** Opening Available data block **
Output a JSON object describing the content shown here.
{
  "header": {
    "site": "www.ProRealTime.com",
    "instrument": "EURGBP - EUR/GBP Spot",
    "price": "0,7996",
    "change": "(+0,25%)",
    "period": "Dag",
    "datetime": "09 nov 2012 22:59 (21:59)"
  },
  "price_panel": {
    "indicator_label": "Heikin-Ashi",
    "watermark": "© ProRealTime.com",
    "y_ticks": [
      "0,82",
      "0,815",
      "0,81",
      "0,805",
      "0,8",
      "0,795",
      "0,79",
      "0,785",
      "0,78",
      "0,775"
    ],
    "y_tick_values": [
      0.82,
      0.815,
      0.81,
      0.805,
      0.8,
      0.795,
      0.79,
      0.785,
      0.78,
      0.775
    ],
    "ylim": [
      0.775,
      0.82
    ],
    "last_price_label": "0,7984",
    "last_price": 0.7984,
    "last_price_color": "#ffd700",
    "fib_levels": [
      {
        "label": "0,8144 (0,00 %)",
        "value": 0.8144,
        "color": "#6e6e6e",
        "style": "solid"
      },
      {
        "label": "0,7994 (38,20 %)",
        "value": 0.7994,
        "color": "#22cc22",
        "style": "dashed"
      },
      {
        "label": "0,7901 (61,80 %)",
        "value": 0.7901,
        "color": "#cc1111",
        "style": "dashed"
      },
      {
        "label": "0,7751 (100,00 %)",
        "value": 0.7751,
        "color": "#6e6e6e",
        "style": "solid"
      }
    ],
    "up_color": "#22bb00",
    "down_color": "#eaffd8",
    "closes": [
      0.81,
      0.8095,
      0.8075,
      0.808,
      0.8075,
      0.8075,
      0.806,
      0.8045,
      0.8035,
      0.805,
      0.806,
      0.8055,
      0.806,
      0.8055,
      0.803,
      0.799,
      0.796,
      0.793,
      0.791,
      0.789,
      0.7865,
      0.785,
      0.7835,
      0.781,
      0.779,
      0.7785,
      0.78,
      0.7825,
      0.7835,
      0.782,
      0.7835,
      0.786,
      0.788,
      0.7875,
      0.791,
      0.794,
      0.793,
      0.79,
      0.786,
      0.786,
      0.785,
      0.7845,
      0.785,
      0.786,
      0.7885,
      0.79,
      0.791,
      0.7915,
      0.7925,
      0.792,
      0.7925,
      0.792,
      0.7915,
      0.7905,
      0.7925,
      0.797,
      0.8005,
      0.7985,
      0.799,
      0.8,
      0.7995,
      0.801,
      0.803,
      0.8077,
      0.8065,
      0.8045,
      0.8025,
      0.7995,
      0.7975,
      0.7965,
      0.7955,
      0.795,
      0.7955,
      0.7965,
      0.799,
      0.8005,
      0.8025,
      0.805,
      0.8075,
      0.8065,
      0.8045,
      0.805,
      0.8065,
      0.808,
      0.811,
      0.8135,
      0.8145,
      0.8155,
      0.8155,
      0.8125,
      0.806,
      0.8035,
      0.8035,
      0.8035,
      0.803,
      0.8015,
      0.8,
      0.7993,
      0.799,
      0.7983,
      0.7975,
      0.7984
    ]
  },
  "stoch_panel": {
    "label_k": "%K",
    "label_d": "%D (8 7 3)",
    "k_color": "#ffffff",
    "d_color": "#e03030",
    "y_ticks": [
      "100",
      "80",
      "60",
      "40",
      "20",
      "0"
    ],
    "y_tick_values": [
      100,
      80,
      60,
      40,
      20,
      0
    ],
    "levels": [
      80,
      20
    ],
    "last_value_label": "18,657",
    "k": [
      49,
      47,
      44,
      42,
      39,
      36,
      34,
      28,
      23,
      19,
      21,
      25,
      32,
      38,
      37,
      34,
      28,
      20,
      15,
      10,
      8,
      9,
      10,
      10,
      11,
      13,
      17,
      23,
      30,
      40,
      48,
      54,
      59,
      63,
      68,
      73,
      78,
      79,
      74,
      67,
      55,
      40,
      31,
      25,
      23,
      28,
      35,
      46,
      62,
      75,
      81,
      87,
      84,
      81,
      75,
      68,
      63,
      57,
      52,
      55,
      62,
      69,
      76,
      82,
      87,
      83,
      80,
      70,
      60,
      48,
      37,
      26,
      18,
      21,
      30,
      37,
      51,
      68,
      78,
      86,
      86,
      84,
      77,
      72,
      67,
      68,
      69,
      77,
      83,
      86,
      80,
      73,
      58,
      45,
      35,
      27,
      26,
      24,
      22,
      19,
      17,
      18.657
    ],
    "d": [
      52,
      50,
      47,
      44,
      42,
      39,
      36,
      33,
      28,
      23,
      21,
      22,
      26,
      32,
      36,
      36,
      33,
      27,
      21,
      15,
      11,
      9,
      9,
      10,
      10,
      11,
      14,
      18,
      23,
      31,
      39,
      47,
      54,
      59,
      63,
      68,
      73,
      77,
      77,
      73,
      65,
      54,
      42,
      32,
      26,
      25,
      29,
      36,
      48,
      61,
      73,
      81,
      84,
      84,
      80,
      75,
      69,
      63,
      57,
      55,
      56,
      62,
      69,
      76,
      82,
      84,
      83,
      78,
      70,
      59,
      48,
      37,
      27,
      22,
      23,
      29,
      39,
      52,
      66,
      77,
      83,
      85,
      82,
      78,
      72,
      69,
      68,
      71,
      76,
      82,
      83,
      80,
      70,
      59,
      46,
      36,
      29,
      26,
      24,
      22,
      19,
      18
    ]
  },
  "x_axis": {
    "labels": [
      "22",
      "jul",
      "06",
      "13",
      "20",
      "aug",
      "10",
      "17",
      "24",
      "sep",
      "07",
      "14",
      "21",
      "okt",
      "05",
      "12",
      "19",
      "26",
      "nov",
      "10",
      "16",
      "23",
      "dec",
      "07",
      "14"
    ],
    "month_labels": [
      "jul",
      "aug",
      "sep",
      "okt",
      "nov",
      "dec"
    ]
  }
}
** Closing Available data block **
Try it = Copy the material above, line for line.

Answer to the exercise =
Output a JSON object describing the content shown here.
{
  "header": {
    "site": "www.ProRealTime.com",
    "instrument": "EURGBP - EUR/GBP Spot",
    "price": "0,7996",
    "change": "(+0,25%)",
    "period": "Dag",
    "datetime": "09 nov 2012 22:59 (21:59)"
  },
  "price_panel": {
    "indicator_label": "Heikin-Ashi",
    "watermark": "© ProRealTime.com",
    "y_ticks": [
      "0,82",
      "0,815",
      "0,81",
      "0,805",
      "0,8",
      "0,795",
      "0,79",
      "0,785",
      "0,78",
      "0,775"
    ],
    "y_tick_values": [
      0.82,
      0.815,
      0.81,
      0.805,
      0.8,
      0.795,
      0.79,
      0.785,
      0.78,
      0.775
    ],
    "ylim": [
      0.775,
      0.82
    ],
    "last_price_label": "0,7984",
    "last_price": 0.7984,
    "last_price_color": "#ffd700",
    "fib_levels": [
      {
        "label": "0,8144 (0,00 %)",
        "value": 0.8144,
        "color": "#6e6e6e",
        "style": "solid"
      },
      {
        "label": "0,7994 (38,20 %)",
        "value": 0.7994,
        "color": "#22cc22",
        "style": "dashed"
      },
      {
        "label": "0,7901 (61,80 %)",
        "value": 0.7901,
        "color": "#cc1111",
        "style": "dashed"
      },
      {
        "label": "0,7751 (100,00 %)",
        "value": 0.7751,
        "color": "#6e6e6e",
        "style": "solid"
      }
    ],
    "up_color": "#22bb00",
    "down_color": "#eaffd8",
    "closes": [
      0.81,
      0.8095,
      0.8075,
      0.808,
      0.8075,
      0.8075,
      0.806,
      0.8045,
      0.8035,
      0.805,
      0.806,
      0.8055,
      0.806,
      0.8055,
      0.803,
      0.799,
      0.796,
      0.793,
      0.791,
      0.789,
      0.7865,
      0.785,
      0.7835,
      0.781,
      0.779,
      0.7785,
      0.78,
      0.7825,
      0.7835,
      0.782,
      0.7835,
      0.786,
      0.788,
      0.7875,
      0.791,
      0.794,
      0.793,
      0.79,
      0.786,
      0.786,
      0.785,
      0.7845,
      0.785,
      0.786,
      0.7885,
      0.79,
      0.791,
      0.7915,
      0.7925,
      0.792,
      0.7925,
      0.792,
      0.7915,
      0.7905,
      0.7925,
      0.797,
      0.8005,
      0.7985,
      0.799,
      0.8,
      0.7995,
      0.801,
      0.803,
      0.8077,
      0.8065,
      0.8045,
      0.8025,
      0.7995,
      0.7975,
      0.7965,
      0.7955,
      0.795,
      0.7955,
      0.7965,
      0.799,
      0.8005,
      0.8025,
      0.805,
      0.8075,
      0.8065,
      0.8045,
      0.805,
      0.8065,
      0.808,
      0.811,
      0.8135,
      0.8145,
      0.8155,
      0.8155,
      0.8125,
      0.806,
      0.8035,
      0.8035,
      0.8035,
      0.803,
      0.8015,
      0.8,
      0.7993,
      0.799,
      0.7983,
      0.7975,
      0.7984
    ]
  },
  "stoch_panel": {
    "label_k": "%K",
    "label_d": "%D (8 7 3)",
    "k_color": "#ffffff",
    "d_color": "#e03030",
    "y_ticks": [
      "100",
      "80",
      "60",
      "40",
      "20",
      "0"
    ],
    "y_tick_values": [
      100,
      80,
      60,
      40,
      20,
      0
    ],
    "levels": [
      80,
      20
    ],
    "last_value_label": "18,657",
    "k": [
      49,
      47,
      44,
      42,
      39,
      36,
      34,
      28,
      23,
      19,
      21,
      25,
      32,
      38,
      37,
      34,
      28,
      20,
      15,
      10,
      8,
      9,
      10,
      10,
      11,
      13,
      17,
      23,
      30,
      40,
      48,
      54,
      59,
      63,
      68,
      73,
      78,
      79,
      74,
      67,
      55,
      40,
      31,
      25,
      23,
      28,
      35,
      46,
      62,
      75,
      81,
      87,
      84,
      81,
      75,
      68,
      63,
      57,
      52,
      55,
      62,
      69,
      76,
      82,
      87,
      83,
      80,
      70,
      60,
      48,
      37,
      26,
      18,
      21,
      30,
      37,
      51,
      68,
      78,
      86,
      86,
      84,
      77,
      72,
      67,
      68,
      69,
      77,
      83,
      86,
      80,
      73,
      58,
      45,
      35,
      27,
      26,
      24,
      22,
      19,
      17,
      18.657
    ],
    "d": [
      52,
      50,
      47,
      44,
      42,
      39,
      36,
      33,
      28,
      23,
      21,
      22,
      26,
      32,
      36,
      36,
      33,
      27,
      21,
      15,
      11,
      9,
      9,
      10,
      10,
      11,
      14,
      18,
      23,
      31,
      39,
      47,
      54,
      59,
      63,
      68,
      73,
      77,
      77,
      73,
      65,
      54,
      42,
      32,
      26,
      25,
      29,
      36,
      48,
      61,
      73,
      81,
      84,
      84,
      80,
      75,
      69,
      63,
      57,
      55,
      56,
      62,
      69,
      76,
      82,
      84,
      83,
      78,
      70,
      59,
      48,
      37,
      27,
      22,
      23,
      29,
      39,
      52,
      66,
      77,
      83,
      85,
      82,
      78,
      72,
      69,
      68,
      71,
      76,
      82,
      83,
      80,
      70,
      59,
      46,
      36,
      29,
      26,
      24,
      22,
      19,
      18
    ]
  },
  "x_axis": {
    "labels": [
      "22",
      "jul",
      "06",
      "13",
      "20",
      "aug",
      "10",
      "17",
      "24",
      "sep",
      "07",
      "14",
      "21",
      "okt",
      "05",
      "12",
      "19",
      "26",
      "nov",
      "10",
      "16",
      "23",
      "dec",
      "07",
      "14"
    ],
    "month_labels": [
      "jul",
      "aug",
      "sep",
      "okt",
      "nov",
      "dec"
    ]
  }
}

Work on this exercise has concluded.